A whopping 49% said lack of transparency
The Epoch Times has more about that lack of transparency. Essentially, online lenders that cater to small businesses have “slipped through the regulatory cracks.” There is no clear federal entity that licenses or regulates them because they’re not banks, and small business owners don’t have the same kinds of protection available to individual consumers, because businesses are assumed (sometimes erroneously) to be more financially savvy than your average man on the street.
This means online lenders that work with businesses don’t have to comply with the same transparency laws as online lenders that work with individual consumers. Many online lenders take advantage of this by including misleading language and obfuscated terminology in their loan agreements. Hence nearly half of borrowers being frustrated with the lack of transparency in online lending.
A lack of transparency can lead to predatory lending practices
Recently we spoke with an entrepreneur who had just taken a merchant cash advance (MCA) from an online lender. MCAs are short-term loans originally designed for brick-and-mortars like retail or restaurants. They have daily or weekly payments and are priced with a factor rate rather than an APR (similar to the repayment caps we use at Lighter Capital). Comparing a MCA with a factor rate to a traditional loan with an APR is like comparing apples and oranges, which helps lenders disguise the true cost of the merchant cash advance.
This founder was happy about his MCA, as it allowed his startup to get out of a tight spot. He was less happy when we walked him through calculating the effective APR on the loan and it turned out to be 175%.
If the lender who provided this merchant cash advance had acted transparently, this prospect would have been able to compare that loan to others more easily.
Lighter Capital and Transparency
At Lighter, we believe in sustainable lending. That means no predatory fee structures, no outsized interest payments, and a dedication to responsible underwriting and low loss rates.
That’s why we signed the Small Business Borrowers’ Bill of Rights. This agreement was created by the Responsible Business Lending Coalition, which is committed to promoting responsible practices and combating irresponsible and predatory lending to our least protected sector, small business owners.
The full text of the Small Business Borrowers’ Bill of Rights is here, but here’s the overview:
The right to transparent pricing and terms
No hidden fees
The right to non-abusive products
No debt traps
No “double dipping”
No hidden prepayment charges
Prompt prepayment assistance
Responsive complaint management
Clear notice regarding referrals
The right to responsible underwriting
Believe in the borrower
Alignment of interests
Responsible credit reporting
The right to fair treatment from brokers
Transparent loan options
Transparent broker fees
Empower borrowers to make informed financing decisions
Disclosure of conflicts of interest
No fees for failure
Responsive complaint management
The right to inclusive credit access
The right to fair collection practices
Like the other signatories of the Small Business Borrowers’ Bill of Rights, we believe that a transparent and fair system is more sustainable than one built to maximize lenders’ profits at the cost of borrowers’ success. We see ourselves as aligned with the companies we fund, both financially—the faster they grow, the better our performance—and ideologically. After all, we’re a startup, too, and we get excited when we see a startup solving a thorny problem in an inventive way.

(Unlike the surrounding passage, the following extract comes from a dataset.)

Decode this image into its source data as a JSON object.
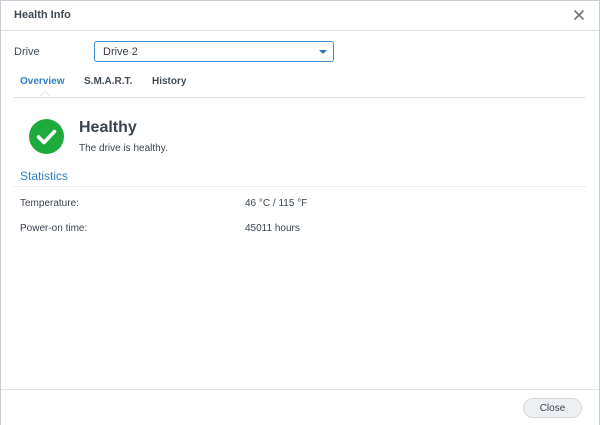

In 2017, Lighter Capital will be working hard to increase borrowers’ trust and satisfaction in online lenders. If you have any questions about our process, the Small Business Borrowers’ Bill of Rights, or how our revenue-based financing compares with other debt financing structures, please reach out. We’d be happy to answer your questions.